Update: The Times’ letter to readers about the new plan makes the following bullet points:
This is how it will work, and what it means for you:• On NYTimes.com, you can view 20 articles each month at no charge (including slide shows, videos and other features). After 20 articles, we will ask you to become a digital subscriber, with full access to our site.
• On our smartphone and tablet apps, the Top News section will remain free of charge. For access to all other sections within the apps, we will ask you to become a digital subscriber.
• The Times is offering three digital subscription packages that allow you to choose from a variety of devices (computer, smartphone, tablet). More information about these plans is available at www.nytimes.com/access.
• Again, all New York Times home delivery subscribers will receive free access to NYTimes.com and to all content on our apps. If you are a home delivery subscriber, go to http://homedelivery.nytimes.com to sign up for free access.
• Readers who come to Times articles through links from search, blogs and social media like Facebook and Twitter will be able to read those articles, even if they have reached their monthly reading limit. For some search engines, users will have a daily limit of free links to Times articles.
• The home page at NYTimes.com and all section fronts will remain free to browse for all users at all times.

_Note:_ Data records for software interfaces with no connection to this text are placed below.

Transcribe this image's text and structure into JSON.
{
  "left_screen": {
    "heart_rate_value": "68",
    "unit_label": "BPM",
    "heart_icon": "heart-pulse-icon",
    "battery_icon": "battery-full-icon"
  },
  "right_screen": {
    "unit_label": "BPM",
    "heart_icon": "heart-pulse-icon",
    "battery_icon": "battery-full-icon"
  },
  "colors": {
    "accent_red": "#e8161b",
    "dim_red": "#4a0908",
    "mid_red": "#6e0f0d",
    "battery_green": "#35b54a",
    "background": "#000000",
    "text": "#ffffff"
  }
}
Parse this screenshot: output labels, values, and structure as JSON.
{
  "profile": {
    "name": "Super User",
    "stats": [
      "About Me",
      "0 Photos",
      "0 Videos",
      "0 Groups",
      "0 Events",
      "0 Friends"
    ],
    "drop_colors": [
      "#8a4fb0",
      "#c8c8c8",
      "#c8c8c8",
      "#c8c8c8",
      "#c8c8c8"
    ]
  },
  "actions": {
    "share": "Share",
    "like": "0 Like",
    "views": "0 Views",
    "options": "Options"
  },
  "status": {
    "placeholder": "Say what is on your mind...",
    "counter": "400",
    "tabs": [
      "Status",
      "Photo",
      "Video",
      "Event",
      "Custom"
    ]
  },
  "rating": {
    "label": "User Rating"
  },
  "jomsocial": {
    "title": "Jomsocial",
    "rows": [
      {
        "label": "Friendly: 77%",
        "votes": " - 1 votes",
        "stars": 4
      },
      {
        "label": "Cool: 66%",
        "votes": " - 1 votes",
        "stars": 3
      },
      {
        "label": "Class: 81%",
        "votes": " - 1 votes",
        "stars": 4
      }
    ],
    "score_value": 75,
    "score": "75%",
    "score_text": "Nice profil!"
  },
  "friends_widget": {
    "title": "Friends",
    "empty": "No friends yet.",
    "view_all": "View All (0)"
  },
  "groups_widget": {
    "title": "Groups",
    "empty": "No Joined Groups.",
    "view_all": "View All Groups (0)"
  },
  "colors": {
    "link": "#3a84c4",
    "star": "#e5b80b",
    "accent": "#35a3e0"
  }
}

So, it would appear that following a link from a blog won’t cause you to be charged. Which again leads me to think that the Times realizes the importance of referrals from social media and is willing to give that traffic free access in exchange for the ad revenue it generates.